Alex> PlayStation, Fortnite and Amazon Wheel of Time all did something different which is what is so exciting about the format.
With the launch of the PS5 we were able to redefine what a product launch can be. How do you launch a cultural icon in lockdown when there is no IRL audience to launch it to? Turning the world ‘PlayStation blue’ in over 25 territories as midnight hit in different time zones was an incredible achievement.
Amazon’s Wheel of Time was a really exciting challenge as we weren’t working with product, but with IP. Bringing the themes and iconography of the show to life in a 30 to 60 second show window allowed us to really dig into the show’s target audiences. Amazon Studios and Rosamund Pike were also incredibly collaborative in helping us capture her in-camera from multiple angles, to get what we needed to break new ground within the format.
Fortnite was the antithesis of what we did for Amazon. Where Wheel of Time was excitement, action and motion, for Fortnite we flipped it on its head and created ambient content, packed with Easter Eggs for the game’s fanatical community to dig into and drive conversation.
LBB> More broadly speaking, how do those projects fit into your thoughts on how traditional formats should evolve?
Alex> What we’ve seen in the last couple of years is that thinking should not be restricted by format. Our studio is full of talent that ranges from architects, sculptors, filmmakers, photographers, innovation specialists, musicians, the list goes on. When you have people that play in those worlds, and you give them the freedom to approach briefs and challenges untethered, that’s when truly special work comes to life.
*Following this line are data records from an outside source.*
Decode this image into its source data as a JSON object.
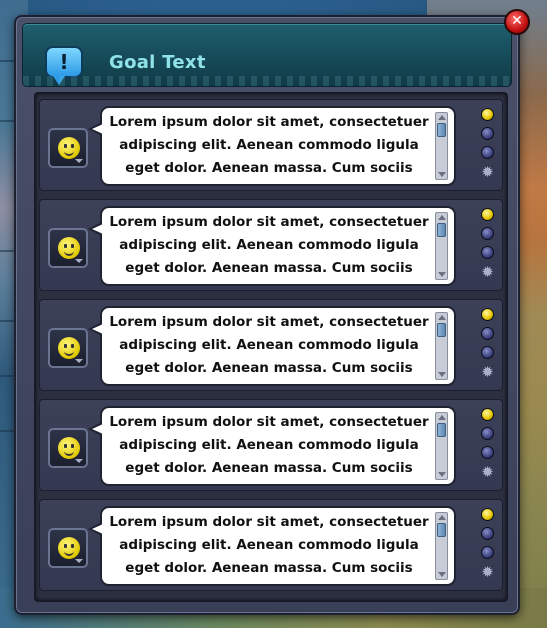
{
  "window": {
    "title": "Goal Text",
    "title_icon_glyph": "!",
    "close_glyph": "✕"
  },
  "colors": {
    "title_text": "#8fe3e8",
    "titlebar": "#174c5a",
    "window_frame": "#3a3f58",
    "bubble_bg": "#ffffff",
    "close_button": "#c21010",
    "status_dot_active": "#e6c400",
    "status_dot_inactive": "#3c4180"
  },
  "goals": [
    {
      "text": "Lorem ipsum dolor sit amet, consectetuer adipiscing elit. Aenean commodo ligula eget dolor. Aenean massa. Cum sociis natoque",
      "avatar_icon": "smiley-face-icon"
    },
    {
      "text": "Lorem ipsum dolor sit amet, consectetuer adipiscing elit. Aenean commodo ligula eget dolor. Aenean massa. Cum sociis natoque",
      "avatar_icon": "smiley-face-icon"
    },
    {
      "text": "Lorem ipsum dolor sit amet, consectetuer adipiscing elit. Aenean commodo ligula eget dolor. Aenean massa. Cum sociis natoque",
      "avatar_icon": "smiley-face-icon"
    },
    {
      "text": "Lorem ipsum dolor sit amet, consectetuer adipiscing elit. Aenean commodo ligula eget dolor. Aenean massa. Cum sociis natoque",
      "avatar_icon": "smiley-face-icon"
    },
    {
      "text": "Lorem ipsum dolor sit amet, consectetuer adipiscing elit. Aenean commodo ligula eget dolor. Aenean massa. Cum sociis natoque",
      "avatar_icon": "smiley-face-icon"
    }
  ],
  "side_controls": [
    "yellow-dot",
    "blue-dot",
    "blue-dot",
    "gear-icon"
  ]
}
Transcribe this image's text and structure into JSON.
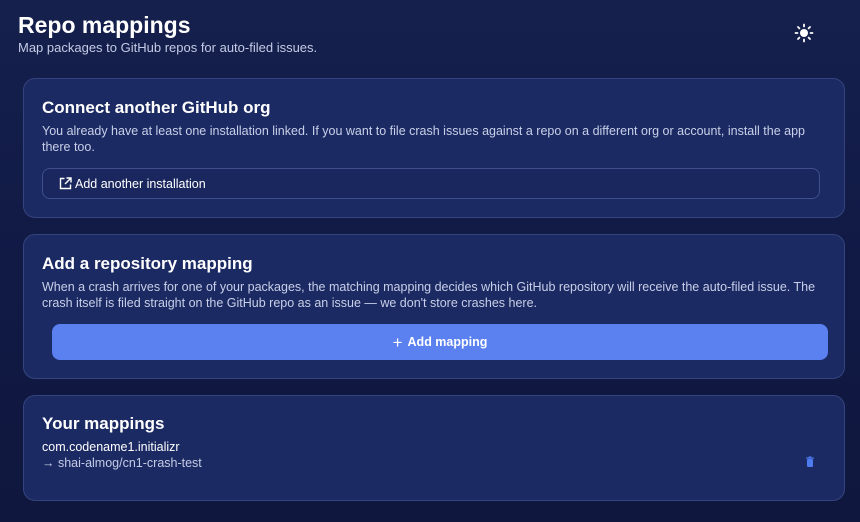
{
  "header": {
    "title": "Repo mappings",
    "subtitle": "Map packages to GitHub repos for auto-filed issues.",
    "theme_icon": "sun-icon"
  },
  "connect_card": {
    "title": "Connect another GitHub org",
    "description": "You already have at least one installation linked. If you want to file crash issues against a repo on a different org or account, install the app there too.",
    "button_label": "Add another installation",
    "button_icon": "external-link-icon"
  },
  "add_card": {
    "title": "Add a repository mapping",
    "description": "When a crash arrives for one of your packages, the matching mapping decides which GitHub repository will receive the auto-filed issue. The crash itself is filed straight on the GitHub repo as an issue — we don't store crashes here.",
    "button_label": "Add mapping",
    "button_icon": "plus-icon"
  },
  "mappings_card": {
    "title": "Your mappings",
    "items": [
      {
        "package": "com.codename1.initializr",
        "repo": "→ shai-almog/cn1-crash-test",
        "delete_icon": "trash-icon"
      }
    ]
  },
  "colors": {
    "background": "#131d48",
    "card": "#1c2a63",
    "card_border": "#35447e",
    "accent": "#5b80f0",
    "delete_icon": "#4d7bf0"
  }
}
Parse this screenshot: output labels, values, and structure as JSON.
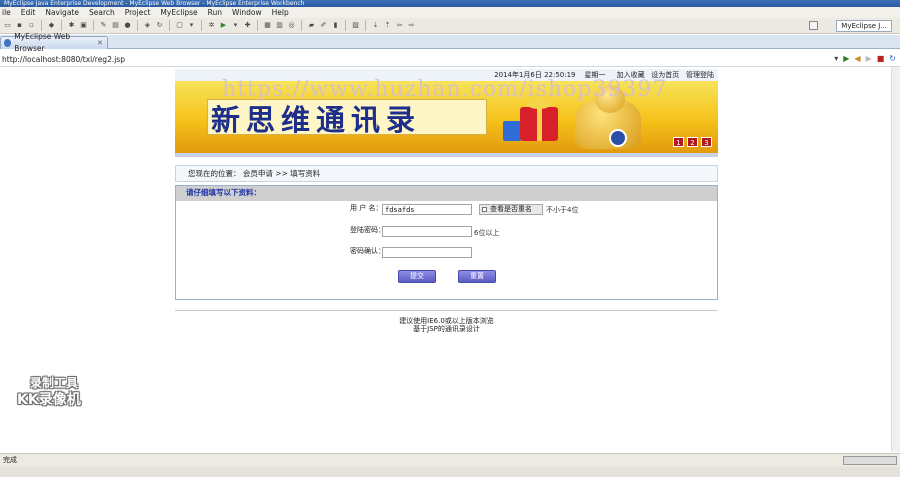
{
  "window": {
    "title": "MyEclipse Java Enterprise Development - MyEclipse Web Browser - MyEclipse Enterprise Workbench"
  },
  "menu": [
    "ile",
    "Edit",
    "Navigate",
    "Search",
    "Project",
    "MyEclipse",
    "Run",
    "Window",
    "Help"
  ],
  "perspective": {
    "label": "MyEclipse J..."
  },
  "browser": {
    "tab_label": "MyEclipse Web Browser",
    "url": "http://localhost:8080/txl/reg2.jsp"
  },
  "status": {
    "text": "完成"
  },
  "page": {
    "datetime": "2014年1月6日 22:50:19",
    "weekday": "星期一",
    "top_links": [
      "加入收藏",
      "设为首页",
      "管理登陆"
    ],
    "banner_title": "新思维通讯录",
    "banner_nums": [
      "1",
      "2",
      "3"
    ],
    "breadcrumb": {
      "prefix": "您现在的位置：",
      "section": "会员申请",
      "separator": " >> ",
      "current": "填写资料"
    },
    "form_heading": "请仔细填写以下资料：",
    "fields": {
      "username_label": "用 户 名：",
      "username_value": "fdsafds",
      "check_button": "查看是否重名",
      "username_hint": "不小于4位",
      "password_label": "登陆密码：",
      "password_hint": "6位以上",
      "confirm_label": "密码确认："
    },
    "buttons": {
      "submit": "提交",
      "reset": "重置"
    },
    "footer": [
      "建议使用IE6.0或以上版本浏览",
      "基于JSP的通讯录设计"
    ]
  },
  "watermarks": {
    "url_text": "https://www.huzhan.com/ishop39397",
    "recorder_line1": "录制工具",
    "recorder_line2": "KK录像机"
  }
}
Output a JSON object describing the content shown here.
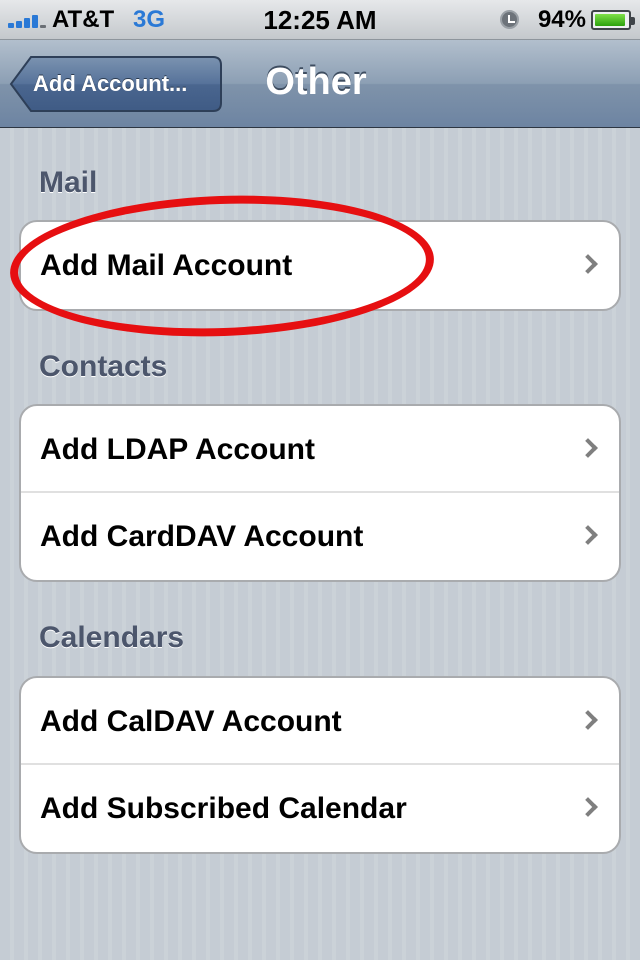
{
  "status_bar": {
    "carrier": "AT&T",
    "network": "3G",
    "time": "12:25 AM",
    "battery_percent": "94%",
    "battery_level": 0.94,
    "signal_bars": 4
  },
  "nav_bar": {
    "back_label": "Add Account...",
    "title": "Other"
  },
  "sections": {
    "mail": {
      "header": "Mail",
      "rows": [
        {
          "label": "Add Mail Account"
        }
      ]
    },
    "contacts": {
      "header": "Contacts",
      "rows": [
        {
          "label": "Add LDAP Account"
        },
        {
          "label": "Add CardDAV Account"
        }
      ]
    },
    "calendars": {
      "header": "Calendars",
      "rows": [
        {
          "label": "Add CalDAV Account"
        },
        {
          "label": "Add Subscribed Calendar"
        }
      ]
    }
  },
  "colors": {
    "annotation": "#e60f11",
    "section_header": "#4c566c",
    "nav_bar": "#6d84a2"
  },
  "icons": [
    "signal-icon",
    "alarm-icon",
    "battery-icon",
    "back-arrow-icon",
    "chevron-right-icon"
  ]
}
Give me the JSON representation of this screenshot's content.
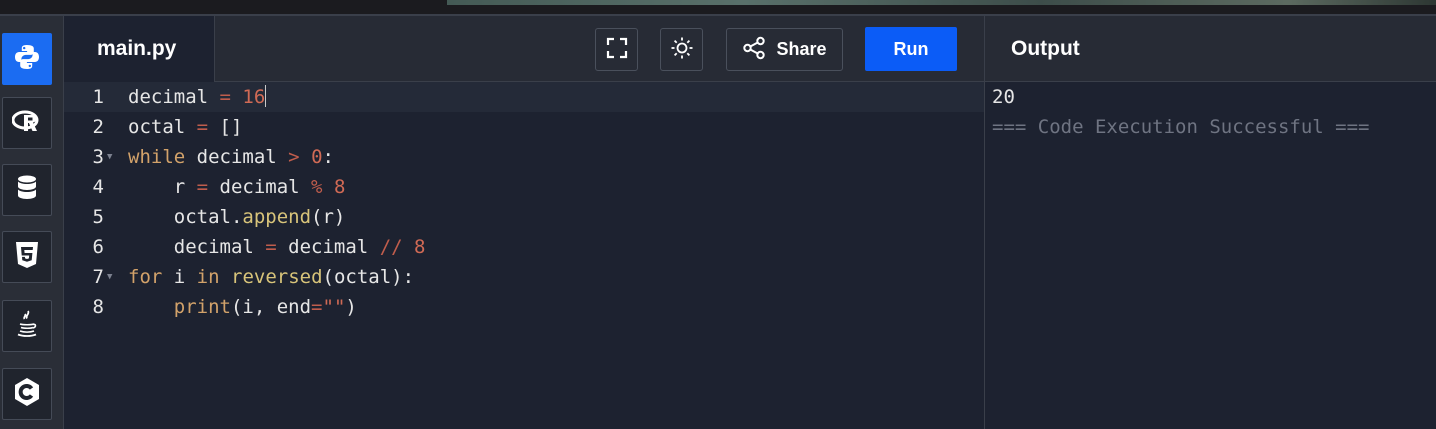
{
  "header": {
    "file_tab": "main.py",
    "share_label": "Share",
    "run_label": "Run",
    "output_title": "Output"
  },
  "sidebar": {
    "items": [
      {
        "icon": "python-icon",
        "active": true
      },
      {
        "icon": "r-icon"
      },
      {
        "icon": "database-icon"
      },
      {
        "icon": "html5-icon"
      },
      {
        "icon": "java-icon"
      },
      {
        "icon": "c-icon"
      }
    ]
  },
  "editor": {
    "lines": [
      {
        "n": "1",
        "text": "decimal = 16"
      },
      {
        "n": "2",
        "text": "octal = []"
      },
      {
        "n": "3",
        "text": "while decimal > 0:"
      },
      {
        "n": "4",
        "text": "    r = decimal % 8"
      },
      {
        "n": "5",
        "text": "    octal.append(r)"
      },
      {
        "n": "6",
        "text": "    decimal = decimal // 8"
      },
      {
        "n": "7",
        "text": "for i in reversed(octal):"
      },
      {
        "n": "8",
        "text": "    print(i, end=\"\")"
      }
    ]
  },
  "output": {
    "lines": [
      "20",
      "=== Code Execution Successful ==="
    ]
  },
  "colors": {
    "run_button": "#0b5cf7",
    "active_language": "#1b6cf2",
    "background": "#1d2230"
  }
}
Inspired by my creator-crush Donald Glover, I talk a lot about world building. The more we embrace evolved and new formats, continue to expand and explore the worlds of brands and IP, the more compelling the work becomes. It’s not shoehorning in formats to keep pace with a new trend (see metaverse and NFTs), it’s being brave enough to know that there are many ways to tell a story and engage an audience, which is what should be at the heart of every creative response.
LBB> A lot of those campaigns key into big pop cultural moments. What are your thoughts on working in that space today?
Alex> PlayStation only launch one console a decade so they are a huge moment in gaming culture and beyond. As something that breaks through the echo chamber of gaming, it’s an exciting space to play in which is one of the reasons the scale and method of the launch resonated so much.
Fortnite is similar in that a huge audience of people who don’t play it are still aware of it as both a gaming, creator and media space, but the launch of a new chapter allowed us to go a level deeper into the passion of its hardcore fan base, whilst still creating broader awareness.
Our industry talks a lot about affecting culture, which in reality is rare to actually achieve, but as long as you are creating and supporting things audiences love, rather than hijacking them, you are playing in the right space.
LBB> What's been inspiring you lately in culture?
Alex> Film director duo the Russo Brothers talk about painting themselves into corners when scriptwriting. This means that the only way to get out of that corner is through creative problem solving and lateral thinking. Every creative in every discipline and medium the last couple of years have been painted into their own corners, and not by their own doing.
I’ve been inspired by creators’ abilities to navigate and reinvent communication and experience throughout this time and how it continues to reshape both multiple industries and culture itself.
I’ve written previously about the importance of us causing joy through entertainment, escapism and experiences during this complex and challenging time, and that is something the creative community has continued to output relentlessly the last few years. Which has both inspired me, but also kept me and those I love sane.